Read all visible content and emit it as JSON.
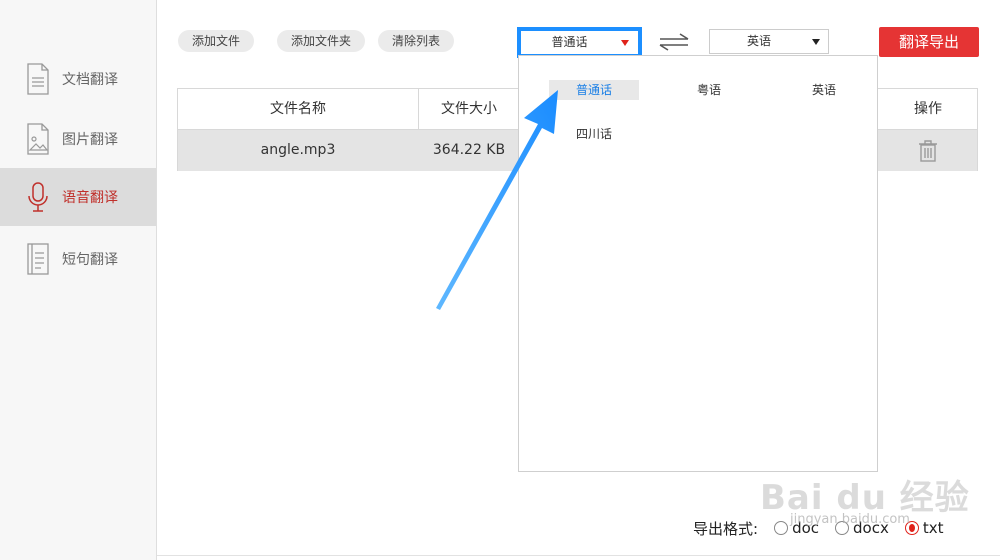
{
  "sidebar": {
    "items": [
      {
        "label": "文档翻译",
        "icon": "document-icon",
        "active": false
      },
      {
        "label": "图片翻译",
        "icon": "image-icon",
        "active": false
      },
      {
        "label": "语音翻译",
        "icon": "microphone-icon",
        "active": true
      },
      {
        "label": "短句翻译",
        "icon": "text-lines-icon",
        "active": false
      }
    ]
  },
  "toolbar": {
    "add_file": "添加文件",
    "add_folder": "添加文件夹",
    "clear_list": "清除列表",
    "source_language": "普通话",
    "target_language": "英语",
    "export_button": "翻译导出"
  },
  "table": {
    "headers": {
      "name": "文件名称",
      "size": "文件大小",
      "action": "操作"
    },
    "rows": [
      {
        "name": "angle.mp3",
        "size": "364.22 KB"
      }
    ]
  },
  "dropdown": {
    "options": [
      "普通话",
      "粤语",
      "英语",
      "四川话"
    ],
    "selected": "普通话"
  },
  "footer": {
    "label": "导出格式:",
    "formats": [
      "doc",
      "docx",
      "txt"
    ],
    "selected": "txt"
  },
  "watermark": {
    "text": "Bai du 经验",
    "sub": "jingyan.baidu.com"
  },
  "colors": {
    "accent_red": "#e53434",
    "highlight_blue": "#1c8fff",
    "active_sidebar_text": "#c0302b"
  }
}
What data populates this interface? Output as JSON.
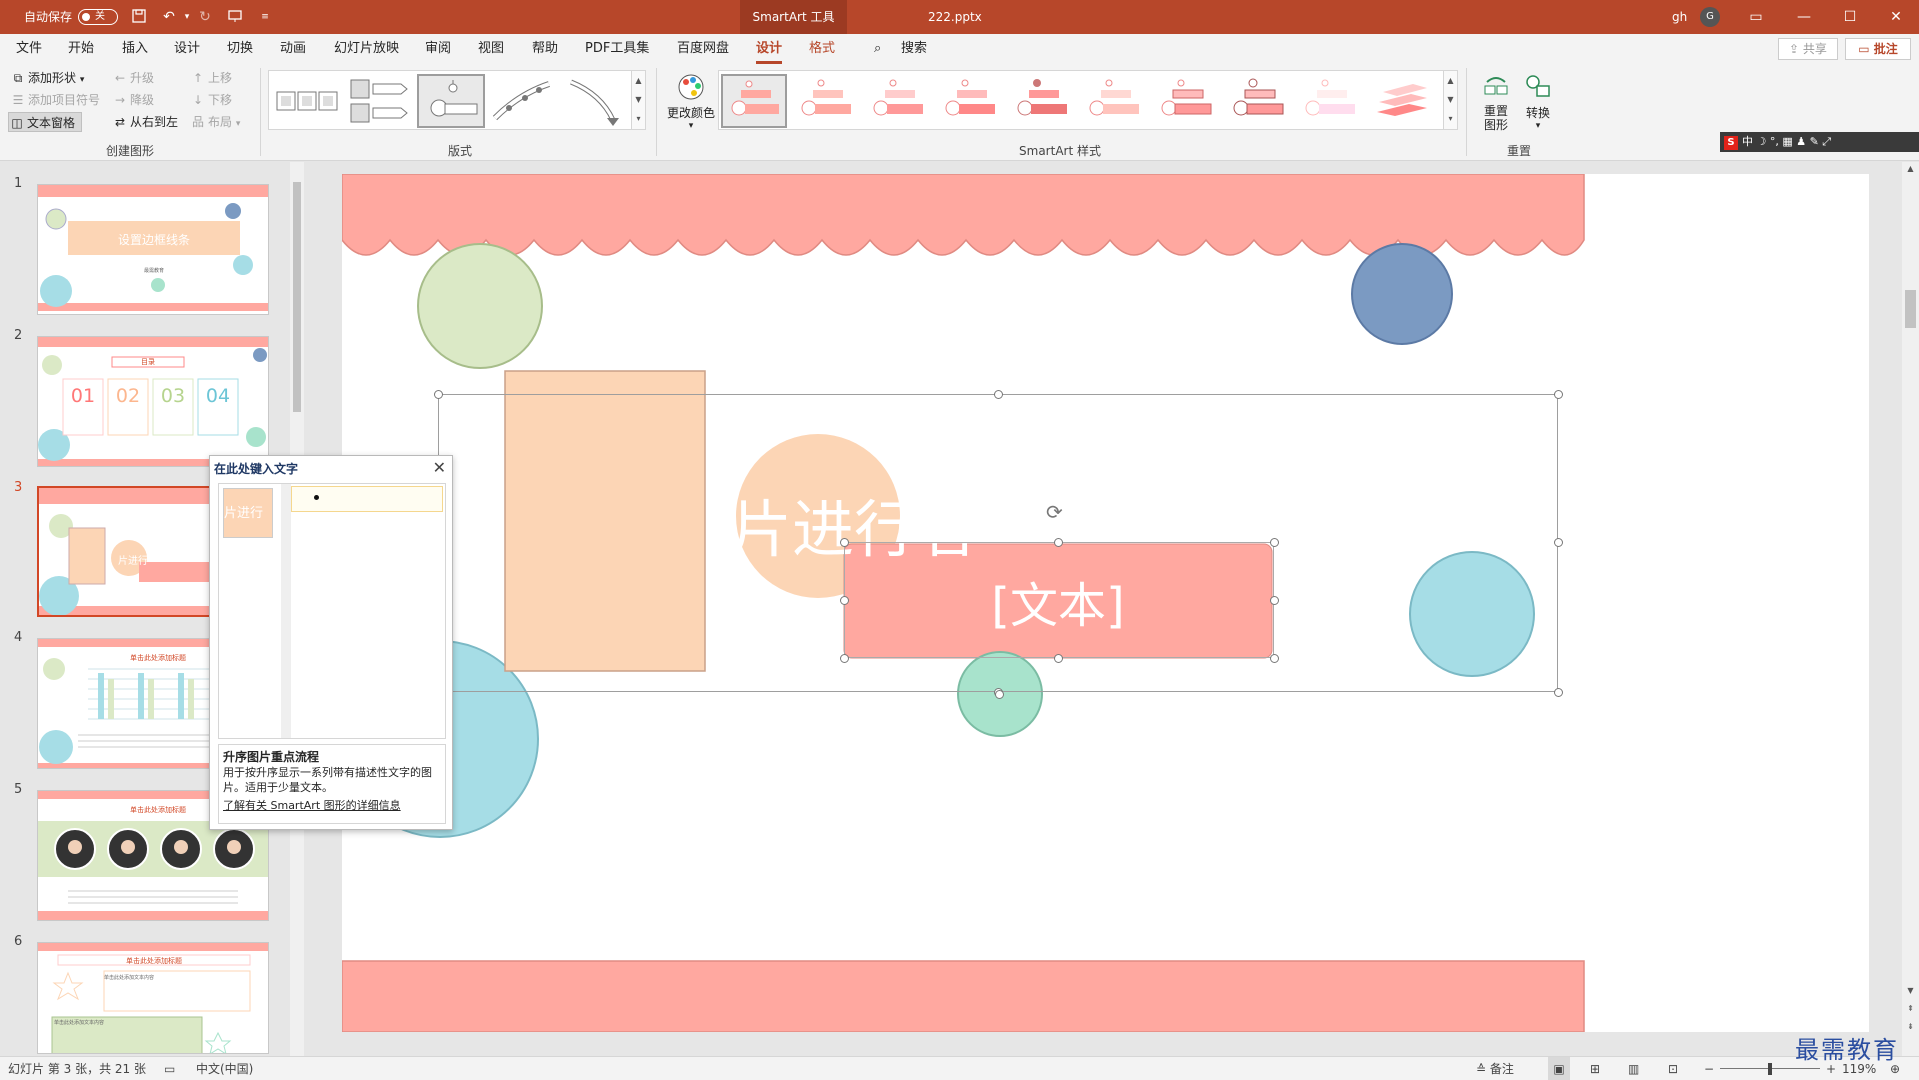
{
  "titlebar": {
    "autosave_label": "自动保存",
    "autosave_state": "关",
    "context_tab": "SmartArt 工具",
    "filename": "222.pptx",
    "user": "gh",
    "avatar_letter": "G"
  },
  "menu": {
    "tabs": [
      "文件",
      "开始",
      "插入",
      "设计",
      "切换",
      "动画",
      "幻灯片放映",
      "审阅",
      "视图",
      "帮助",
      "PDF工具集",
      "百度网盘",
      "设计",
      "格式"
    ],
    "active_index": 12,
    "search": "搜索",
    "share": "共享",
    "comments": "批注"
  },
  "ribbon": {
    "create_graphic": {
      "add_shape": "添加形状",
      "add_bullet": "添加项目符号",
      "text_pane": "文本窗格",
      "promote": "升级",
      "demote": "降级",
      "right_to_left": "从右到左",
      "move_up": "上移",
      "move_down": "下移",
      "layout": "布局",
      "label": "创建图形"
    },
    "layouts_label": "版式",
    "change_colors": "更改颜色",
    "styles_label": "SmartArt 样式",
    "reset_graphic": "重置图形",
    "convert": "转换",
    "reset_label": "重置"
  },
  "ime_bar": "中 ☽ °, ▦ ♟ ✎ ⤢",
  "thumbnails": [
    {
      "num": "1",
      "title": "设置边框线条",
      "subtitle": "最需教育"
    },
    {
      "num": "2",
      "title": "目录",
      "items": [
        "01",
        "02",
        "03",
        "04"
      ]
    },
    {
      "num": "3",
      "title": "片进行"
    },
    {
      "num": "4",
      "title": "单击此处添加标题"
    },
    {
      "num": "5",
      "title": "单击此处添加标题"
    },
    {
      "num": "6",
      "title": "单击此处添加标题",
      "box1": "单击此处添加文本内容",
      "box2": "单击此处添加文本内容"
    }
  ],
  "text_pane": {
    "title": "在此处键入文字",
    "pic_text": "片进行",
    "desc_title": "升序图片重点流程",
    "desc_text": "用于按升序显示一系列带有描述性文字的图片。适用于少量文本。",
    "link": "了解有关 SmartArt 图形的详细信息"
  },
  "slide": {
    "circle_text": "片进行者",
    "placeholder": "[文本]"
  },
  "status": {
    "slide_info": "幻灯片 第 3 张，共 21 张",
    "language": "中文(中国)",
    "notes": "备注",
    "zoom": "119%"
  },
  "watermark": "最需教育",
  "colors": {
    "accent": "#b7472a",
    "salmon": "#ffa8a0",
    "peach": "#fcd5b5",
    "green_circle": "#dbe9c6",
    "blue_circle": "#7b9ac2",
    "cyan_circle": "#a6dde6",
    "mint_circle": "#a8e3cc"
  }
}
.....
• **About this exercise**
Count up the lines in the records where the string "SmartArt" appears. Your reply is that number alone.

• **Output of the task**
3